LUKE REEDER
The Nashville News

Being able to have a one in ten chance to do anything is not a betting man’s odds, but for Nashville High School senior Brittany Backus a ten percent chance was a gamble she was willing to take.
Backus like many seniors in her class has been shopping around for which college would be the right fit for her. But unlike most of her class Backus went out on a limb and applied for a prestigious program and was able to get accepted, “It is called the OBU Biomedical Scholars Program. It’s a six semester program that only ten people get accepted into,” Backus explained.
The program at Ouachita Baptist University was almost not an option for Backus, “It was not always my plan. We did not find out about the program until the week before applications were due after my admissions counselor at Ouachita told me about it,” Backus said.
To get into the program a student must have at least a 30 on their ACT or an SAT CR+M score of 1340 or higher, have at least six transferable college credits, and with a maximum of ten students accepted a year it was nerve racking for Backus to even apply, but she knew if she was able to get into this program it could boost her college education emensely, “It made me super nervous (to apply). I waqs afraid of being rejected because once I head about the program, I knew that is was what I really wanted to do,” Backus said. After she was called by Dr. Hensley the Department Chair of Biology at Ouachita Baptist, Backus said she was excited and so relieved to get accepted into the program.
The Biomedical Scholars Program will immerse Backus in the many aspects of the medical field. Students who are part of the program begin their freshman year two weeks earlier than the rest of the OBU student body. In those two weeks the ten students will take part in a “Biomedical Sciences Bootcamp.” During this bootcamp the students will get to shadow several different doctors in different fields. For Backus, this time will help her get a better grip on what she plans to focus on in the medical field, “I’ll get a better idea what career I want to follow after I get to shadow different doctors. All I know right now is that I want to be accepted into medical school after my three years at OBU,” Backus explained.
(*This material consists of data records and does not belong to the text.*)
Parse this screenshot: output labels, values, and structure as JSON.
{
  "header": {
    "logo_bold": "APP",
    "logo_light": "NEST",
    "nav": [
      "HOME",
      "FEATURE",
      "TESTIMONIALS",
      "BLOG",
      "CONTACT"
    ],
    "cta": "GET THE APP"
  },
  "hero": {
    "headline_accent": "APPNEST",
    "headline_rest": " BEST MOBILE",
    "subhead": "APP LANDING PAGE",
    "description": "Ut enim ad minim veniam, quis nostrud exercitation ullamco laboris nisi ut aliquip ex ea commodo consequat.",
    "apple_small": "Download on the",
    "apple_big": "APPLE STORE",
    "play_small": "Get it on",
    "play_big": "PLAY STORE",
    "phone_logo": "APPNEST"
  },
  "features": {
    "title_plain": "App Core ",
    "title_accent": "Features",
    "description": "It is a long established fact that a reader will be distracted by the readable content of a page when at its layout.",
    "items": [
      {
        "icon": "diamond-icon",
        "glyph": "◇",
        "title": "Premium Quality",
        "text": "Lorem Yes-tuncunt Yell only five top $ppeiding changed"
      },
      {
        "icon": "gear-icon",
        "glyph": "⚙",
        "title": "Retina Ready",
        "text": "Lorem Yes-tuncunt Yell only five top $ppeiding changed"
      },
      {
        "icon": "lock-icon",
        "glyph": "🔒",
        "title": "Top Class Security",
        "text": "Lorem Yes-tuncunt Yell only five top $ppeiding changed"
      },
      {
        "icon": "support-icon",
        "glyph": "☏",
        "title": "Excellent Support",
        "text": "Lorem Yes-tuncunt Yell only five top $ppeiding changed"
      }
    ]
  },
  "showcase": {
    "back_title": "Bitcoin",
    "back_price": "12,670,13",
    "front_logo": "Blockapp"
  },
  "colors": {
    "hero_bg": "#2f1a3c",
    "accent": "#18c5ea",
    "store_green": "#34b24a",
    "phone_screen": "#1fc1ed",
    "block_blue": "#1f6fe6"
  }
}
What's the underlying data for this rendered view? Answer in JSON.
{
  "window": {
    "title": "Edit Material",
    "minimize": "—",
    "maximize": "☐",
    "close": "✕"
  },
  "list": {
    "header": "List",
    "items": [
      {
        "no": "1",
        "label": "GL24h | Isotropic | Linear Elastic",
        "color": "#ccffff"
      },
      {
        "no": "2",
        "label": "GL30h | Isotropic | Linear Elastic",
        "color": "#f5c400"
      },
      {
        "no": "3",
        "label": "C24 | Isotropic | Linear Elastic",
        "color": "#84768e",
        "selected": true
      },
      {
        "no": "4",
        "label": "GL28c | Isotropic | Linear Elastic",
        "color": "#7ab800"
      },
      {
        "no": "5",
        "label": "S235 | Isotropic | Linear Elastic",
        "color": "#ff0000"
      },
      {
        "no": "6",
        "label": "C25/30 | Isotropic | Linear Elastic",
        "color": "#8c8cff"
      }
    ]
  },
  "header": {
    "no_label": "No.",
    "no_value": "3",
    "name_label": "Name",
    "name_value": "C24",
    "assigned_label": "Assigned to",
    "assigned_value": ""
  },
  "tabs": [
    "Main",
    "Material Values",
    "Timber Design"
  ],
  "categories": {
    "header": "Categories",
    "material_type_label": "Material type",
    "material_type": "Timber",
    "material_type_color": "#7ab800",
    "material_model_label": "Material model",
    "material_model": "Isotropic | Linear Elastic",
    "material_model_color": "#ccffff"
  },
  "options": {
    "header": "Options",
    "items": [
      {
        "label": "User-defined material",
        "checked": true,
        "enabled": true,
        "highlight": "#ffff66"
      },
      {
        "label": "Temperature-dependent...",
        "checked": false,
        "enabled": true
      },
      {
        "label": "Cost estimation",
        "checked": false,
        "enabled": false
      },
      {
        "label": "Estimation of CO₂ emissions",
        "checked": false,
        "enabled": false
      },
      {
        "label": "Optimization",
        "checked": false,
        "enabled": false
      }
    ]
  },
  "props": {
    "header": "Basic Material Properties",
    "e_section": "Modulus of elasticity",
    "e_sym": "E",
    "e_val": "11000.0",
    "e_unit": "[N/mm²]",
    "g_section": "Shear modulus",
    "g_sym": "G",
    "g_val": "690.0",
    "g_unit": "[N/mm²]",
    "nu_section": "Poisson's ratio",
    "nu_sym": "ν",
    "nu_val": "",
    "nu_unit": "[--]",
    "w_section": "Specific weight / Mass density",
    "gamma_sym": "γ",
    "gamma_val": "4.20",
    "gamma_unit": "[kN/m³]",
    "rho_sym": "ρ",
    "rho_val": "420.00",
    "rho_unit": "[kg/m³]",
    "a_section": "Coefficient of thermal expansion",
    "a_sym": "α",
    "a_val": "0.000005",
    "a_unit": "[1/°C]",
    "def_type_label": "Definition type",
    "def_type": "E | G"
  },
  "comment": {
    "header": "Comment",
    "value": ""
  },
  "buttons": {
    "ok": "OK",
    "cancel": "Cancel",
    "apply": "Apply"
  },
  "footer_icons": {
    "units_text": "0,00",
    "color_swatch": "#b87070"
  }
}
When classes start Backus and her fellow scholors will embark on a six semester academic journey that will include at least 40 hours of community service, at least 120 hours of clinical shadowing, an experimental research project, a study abroad experience and much more.
Backus has worked hard to keep in the top percentile of her graduating class and her hard work has paid off as she enters into her first year of college and becomes part of an exclusive medical program.